Atlantic Hurricanes Using a Coupled Regional Climate Model
M. Li, J. Hsieh, R. Saravanan, P. Chang, H. Seidel
To improve understanding of the role of air-sea interactions in the formation and development of tropical storms in the Atlantic, a coupled regional climate model (CRCM) is developed by coupling the Advanced Weather Research & Forecasting Model (WRF-ARW 3.1) to the Regional Ocean Modeling System (ROMS 3.0). The coupling between WRF and ROMS is conducted by exchanging the surface heat & momentum fluxes with sea surface temperature (SST) between these two models every hour of time integration. The model domain covering the entire Atlantic domain from 130°W to 40°E in longitude and 33°S to 52°N in latitude. WRF has a horizontal resolution of 27 km, while ROMS features a 9 km grid.
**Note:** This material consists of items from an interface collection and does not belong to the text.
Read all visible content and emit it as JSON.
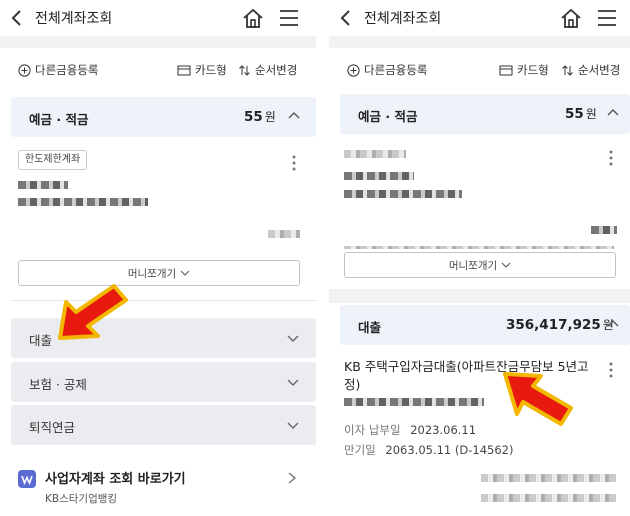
{
  "left": {
    "topbar": {
      "title": "전체계좌조회"
    },
    "actions": {
      "add_label": "다른금융등록",
      "card_label": "카드형",
      "order_label": "순서변경"
    },
    "deposit": {
      "name": "예금 · 적금",
      "amount": "55",
      "unit": "원",
      "tag": "한도제한계좌",
      "money_button": "머니쪼개기"
    },
    "sections": [
      {
        "name": "대출"
      },
      {
        "name": "보험 · 공제"
      },
      {
        "name": "퇴직연금"
      }
    ],
    "biz": {
      "title": "사업자계좌 조회 바로가기",
      "subtitle": "KB스타기업뱅킹"
    }
  },
  "right": {
    "topbar": {
      "title": "전체계좌조회"
    },
    "actions": {
      "add_label": "다른금융등록",
      "card_label": "카드형",
      "order_label": "순서변경"
    },
    "deposit": {
      "name": "예금 · 적금",
      "amount": "55",
      "unit": "원",
      "money_button": "머니쪼개기"
    },
    "loan": {
      "name": "대출",
      "amount": "356,417,925",
      "unit": "원",
      "product": "KB 주택구입자금대출(아파트잔금무담보 5년고정)",
      "interest_label": "이자 납부일",
      "interest_date": "2023.06.11",
      "maturity_label": "만기일",
      "maturity_date": "2063.05.11 (D-14562)"
    }
  },
  "colors": {
    "accent_red": "#e8190f",
    "arrow_yellow": "#f2b800",
    "section_bg": "#eef3fa",
    "gray_section_bg": "#ebecef"
  },
  "icons": [
    "back-arrow-icon",
    "home-icon",
    "hamburger-menu-icon",
    "plus-circle-icon",
    "card-icon",
    "sort-icon",
    "chevron-up-icon",
    "chevron-down-icon",
    "kebab-menu-icon",
    "chevron-right-icon",
    "red-arrow-icon"
  ]
}
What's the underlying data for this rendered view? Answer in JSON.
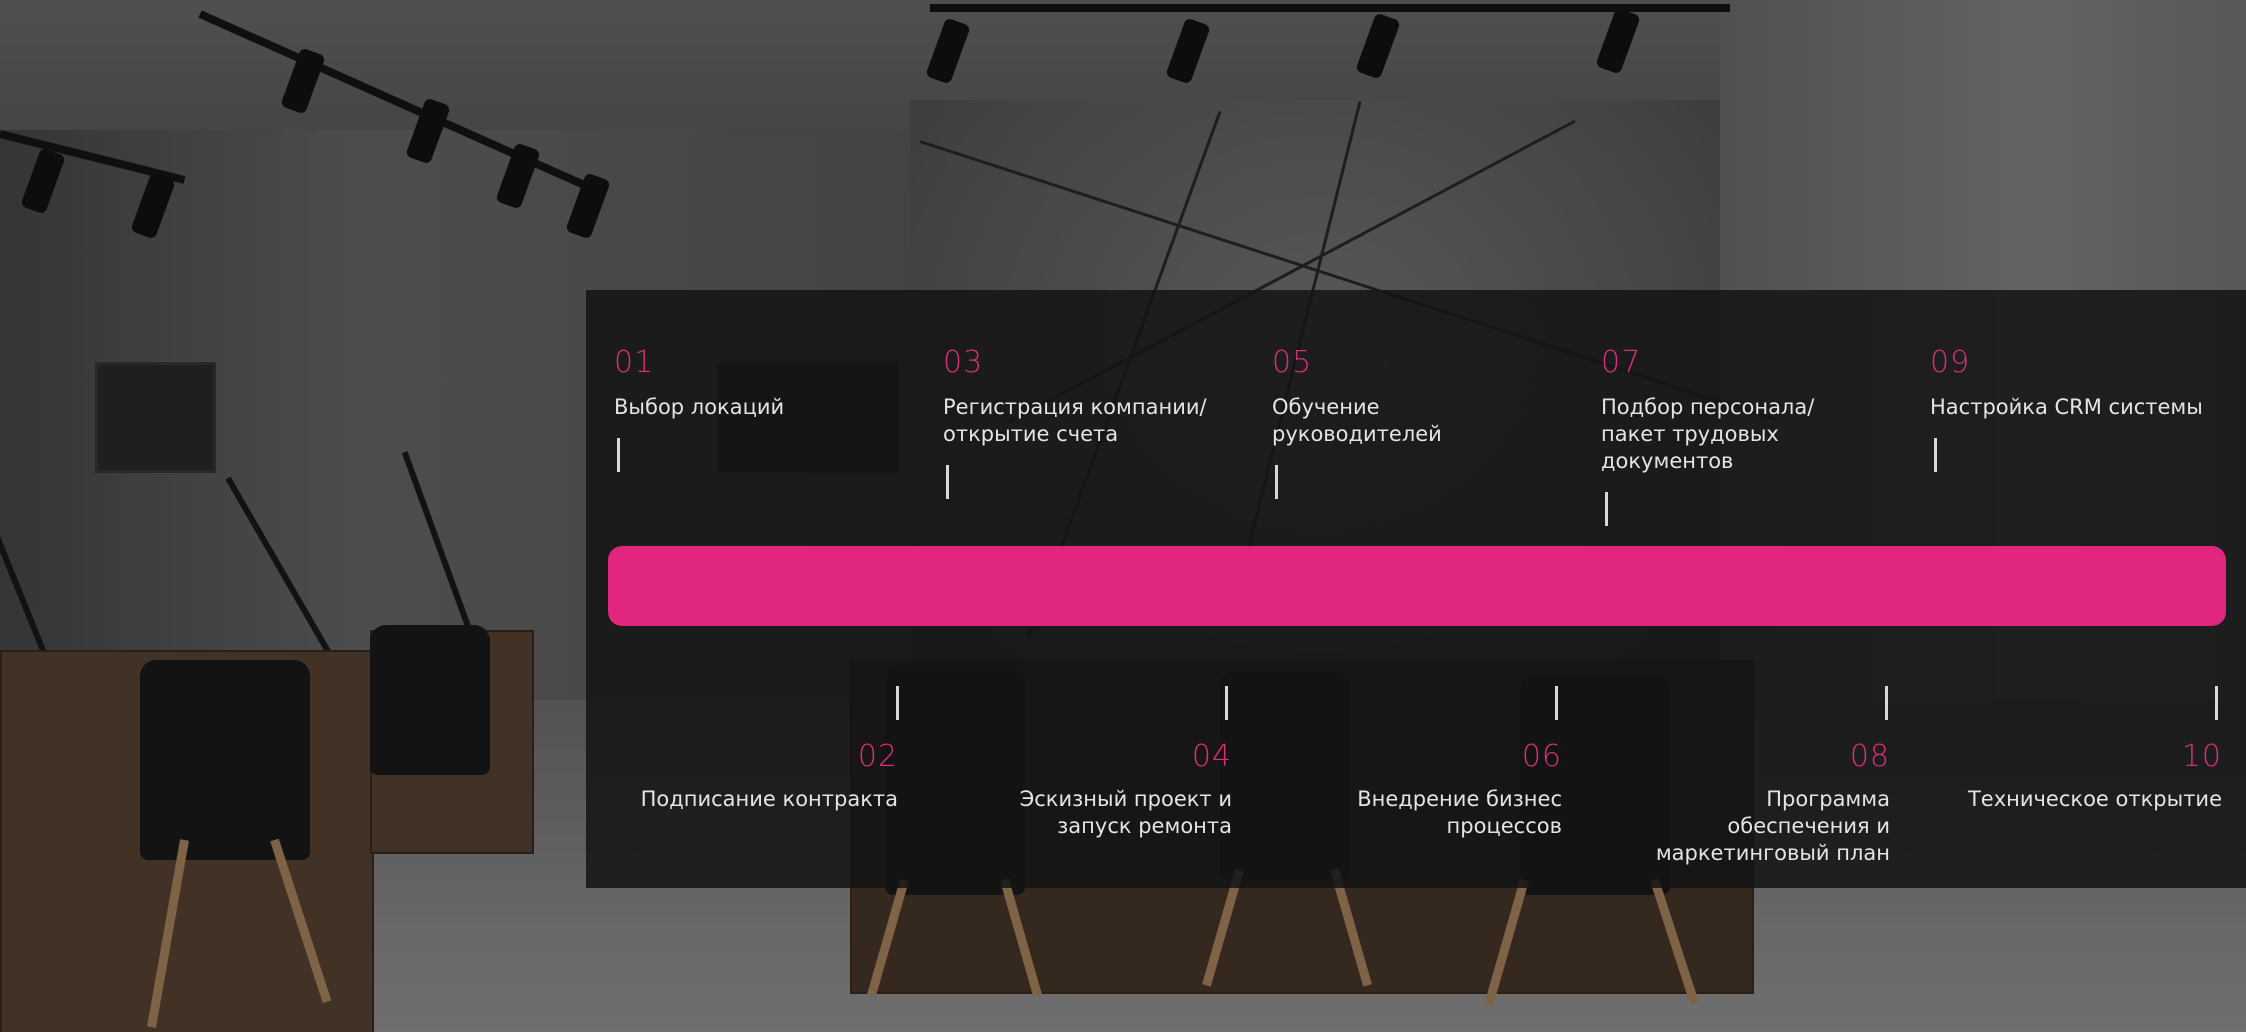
{
  "colors": {
    "accent": "#e0267f",
    "number": "#d92e7a",
    "text": "#e4e4e4",
    "panel": "rgba(20,20,20,0.86)"
  },
  "steps_top": [
    {
      "number": "01",
      "label": "Выбор локаций"
    },
    {
      "number": "03",
      "label": "Регистрация компании/\nоткрытие счета"
    },
    {
      "number": "05",
      "label": "Обучение\nруководителей"
    },
    {
      "number": "07",
      "label": "Подбор персонала/\nпакет трудовых\nдокументов"
    },
    {
      "number": "09",
      "label": "Настройка CRM системы"
    }
  ],
  "steps_bottom": [
    {
      "number": "02",
      "label": "Подписание контракта"
    },
    {
      "number": "04",
      "label": "Эскизный проект и\nзапуск ремонта"
    },
    {
      "number": "06",
      "label": "Внедрение бизнес\nпроцессов"
    },
    {
      "number": "08",
      "label": "Программа\nобеспечения и\nмаркетинговый план"
    },
    {
      "number": "10",
      "label": "Техническое открытие"
    }
  ]
}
Both models use the Mercator projection and the Arakawa C-grid for horizontal discretization and are readily configured to share a common land mask.
Preliminary results have demonstrated the ability of the CRCM to realistically capture the major climate and weather features over the Atlantic ocean, including the inter-tropical convergent zone (ITCZ), SST distribution and the formation of tropical storms (hurricanes) from African easterly waves. The animation shows a simulated Category 1 hurricane passing through Gulf of Mexico in a coupled simulation of the CRCM. The simulated storm encounters a warm Loop Current Eddy in the Gulf before making landfall on Texas coast. The warm eddy may provide a key source of energy to fuel rapid intensification of hurricanes that cross the Gulf, as it happened in 2005 when Hurricane Katrina passed over a Loop Current Eddy and underwent a rapid intensification before making landfall. The bottom right panel shows the oceanic response along the track of the storm. The intense surface cooling and large air-sea exchange along the hurricane track, which bear a considerable resemblance to observations (e.g., McPhaden et al. 2009), are indicative of strong air-sea coupling. These simulation results offer us an opportunity to analyze the interaction between hurricanes and oceanic mesoscale eddies.